Malaysia is a remarkable technological hub among other Southeast Asian nations with its own national brands, such as Proton which sold 49.9 percent of its shares to the Chinese car producer called Geely, during the rule of the previous Barisan Nasional (BN) government in 2017. On the other hand, Mahathir Mohammad, the leader of Malaysia since May 2018, has been displaying his desire to produce a new Malaysian automobile brand on every occasion. In addition, it is estimated that Malaysia's internet economy will see tremendous growth from $5 billion to over $20 billion throughout the next decade. Research conducted by both Google and Temasek Holdings since the last three years produced a joint report which predicted contributions of the internet economy into Southeast Asian economies will exceed $200 billion by 2025.

Personal observations on Malaysia

I have been living in Malaysia for six years.
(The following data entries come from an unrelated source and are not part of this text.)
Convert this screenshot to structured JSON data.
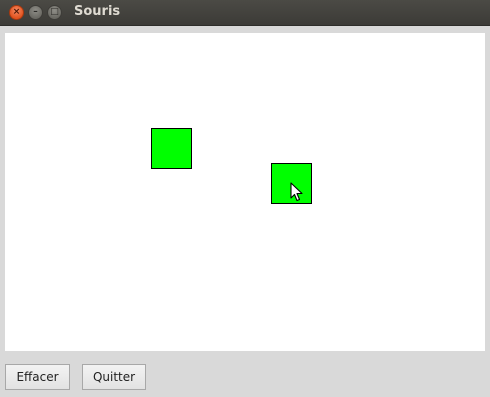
{
  "window": {
    "title": "Souris",
    "close_glyph": "×",
    "minimize_glyph": "–",
    "maximize_glyph": "□"
  },
  "canvas": {
    "background": "#ffffff",
    "square_color": "#00ff00",
    "square_border": "#000000",
    "cursor_icon": "arrow-pointer-icon"
  },
  "buttons": {
    "clear_label": "Effacer",
    "quit_label": "Quitter"
  }
}
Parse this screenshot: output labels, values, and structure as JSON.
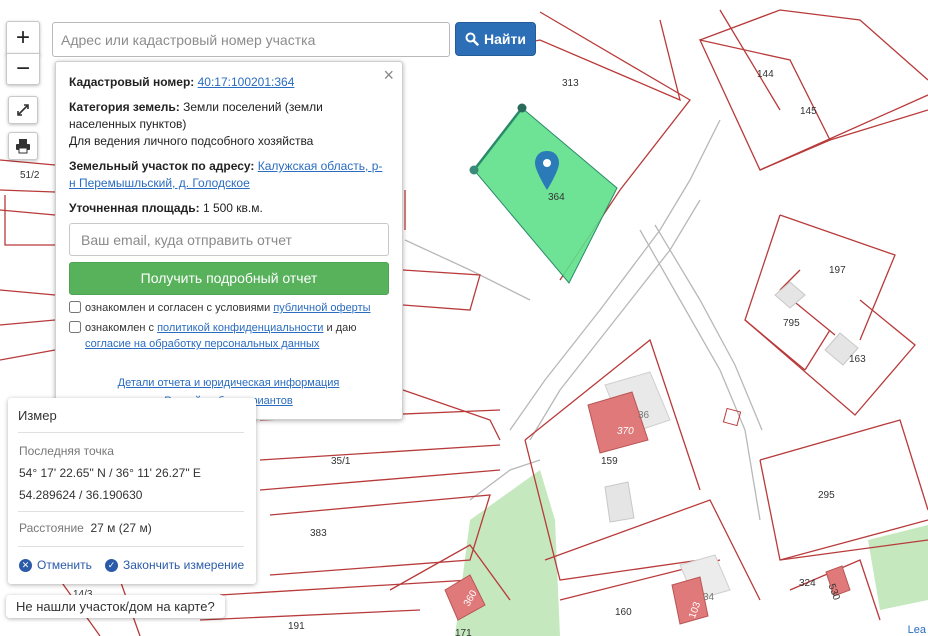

The main reason for my extended stay in Malaysia is that I feel at home here, and I really love the Malaysian people. I consider Malaysia to be my second home. I have not only visited many of the cities and surrounding islands, I have also met fantastic people during my journeys from Sabah and Sarawak, to Penang, Malacca and more states in this country. If I keep writing on the positive views I have about Malaysia, it would be a long storybook. However, apart from the positive aspects on Malaysia, I have seen small and manageable sectoral problems in the country during my journeys.

First and foremost, there is a cultural clash that is discussed by even many Malaysians, when it comes to the working environment between locals and foreign workers in terms of cleanliness, service, kindness and interaction in Malaysia. This is a sectoral problem that can be mostly seen in the service sector – restaurants and shops being prime examples. This small, but still burdensome problem can be overcome through basic training programs. In this regard, Turkey and Malaysia can cooperate on training foreign workers through their Tourism Ministries or NGOs as Turkey has one of the best service sectors in Europe. As an example, the Yunus Emre Institute and Independent Industrialists' and Businessmen's Association (Musiad) in Malaysia could play a role in this project. Tackling this problem will place Malaysia up to its desired position in the world tourism market.

Nonetheless, I am not satisfied when it comes to relations between Turkey and Malaysia despite political, economic, social and cultural ties that have been progressively enhanced. There have been various agreements, initiatives, reports, researches, visits and talks about ways to upgrade this friendship to a higher status, such as through the 2015 free trade agreement between Turkey and Malaysia (MIFTA). The total trade volume between the two countries is around $1.7 billion. However, the trade imbalance is in favor of Turkey, which imports products worth a total of roughly $1.4 billion from Malaysia, and exports products worth around $360 million to Malaysia. It should be noted that there are very strong indications that both Turkey and Malaysia would like to achieve more together in the coming years.

These two nations have the capacity to complement each other in many sectors such as education, health, defense, technology, tourism and trade. In this regard, Turkey was represented by significant names in the Turkish defense industry namely, ASELSAN, ASFAT, HAVELSAN, ROKETSAN, TAIS and TAI at the Langkawi International Maritime Aerospace Exhibition (LIMA-2019), which was held from March 26-30 at Langkawi Island. During the LIMA-2019, a Memorandum of Understanding between Turkish Aerospace and the Malaysian Aerospace Industry Association.

What are the few essential ways that Turkey has lacked in seeing the real picture of Malaysia?

To encourage more joint intellectual, social and cultural activities between universities. To find a common ground for Turkish businessmen to cooperate on economic terms. To open a Turkish market or street which should be undertaken by the consensus of business people. To truly understand the Malaysian market from the beauty sector to technology, and to consider Malaysia as a marketing hub to reach out to neighboring countries.

* Ph.D. candidate in International Relations at the University of Malaya, Malaysia

Share on Facebook Share on Twitter